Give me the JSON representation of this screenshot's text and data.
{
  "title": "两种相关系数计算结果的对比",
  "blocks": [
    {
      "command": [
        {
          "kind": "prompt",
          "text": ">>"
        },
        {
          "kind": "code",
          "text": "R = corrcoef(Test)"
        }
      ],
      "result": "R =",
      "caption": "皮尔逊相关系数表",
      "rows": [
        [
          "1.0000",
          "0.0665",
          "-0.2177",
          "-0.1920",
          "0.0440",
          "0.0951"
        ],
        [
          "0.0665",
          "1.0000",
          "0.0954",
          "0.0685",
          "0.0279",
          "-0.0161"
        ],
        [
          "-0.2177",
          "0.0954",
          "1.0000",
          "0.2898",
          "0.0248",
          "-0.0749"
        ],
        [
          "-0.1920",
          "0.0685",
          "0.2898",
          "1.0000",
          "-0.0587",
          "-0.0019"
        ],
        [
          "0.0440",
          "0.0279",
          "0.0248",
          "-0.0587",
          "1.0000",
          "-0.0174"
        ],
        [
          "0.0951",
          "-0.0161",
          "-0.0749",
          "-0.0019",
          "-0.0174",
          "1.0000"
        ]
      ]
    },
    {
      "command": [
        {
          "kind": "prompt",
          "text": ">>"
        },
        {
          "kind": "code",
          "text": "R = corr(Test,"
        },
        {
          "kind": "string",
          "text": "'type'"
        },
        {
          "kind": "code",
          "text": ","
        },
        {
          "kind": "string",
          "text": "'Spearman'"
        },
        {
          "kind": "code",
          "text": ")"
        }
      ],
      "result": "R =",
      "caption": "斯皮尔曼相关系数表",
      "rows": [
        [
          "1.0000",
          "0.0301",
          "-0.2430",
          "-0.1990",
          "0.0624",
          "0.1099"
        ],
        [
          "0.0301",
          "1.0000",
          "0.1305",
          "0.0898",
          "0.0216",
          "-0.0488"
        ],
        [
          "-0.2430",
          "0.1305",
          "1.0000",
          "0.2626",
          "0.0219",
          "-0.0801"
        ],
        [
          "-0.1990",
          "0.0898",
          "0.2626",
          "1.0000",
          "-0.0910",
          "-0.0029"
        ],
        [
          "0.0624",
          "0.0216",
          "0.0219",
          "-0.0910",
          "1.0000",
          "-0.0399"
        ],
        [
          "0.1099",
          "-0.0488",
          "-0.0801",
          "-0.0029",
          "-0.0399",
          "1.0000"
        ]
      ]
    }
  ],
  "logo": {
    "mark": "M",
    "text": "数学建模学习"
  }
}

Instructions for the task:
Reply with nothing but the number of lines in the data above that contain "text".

Result of the task:
10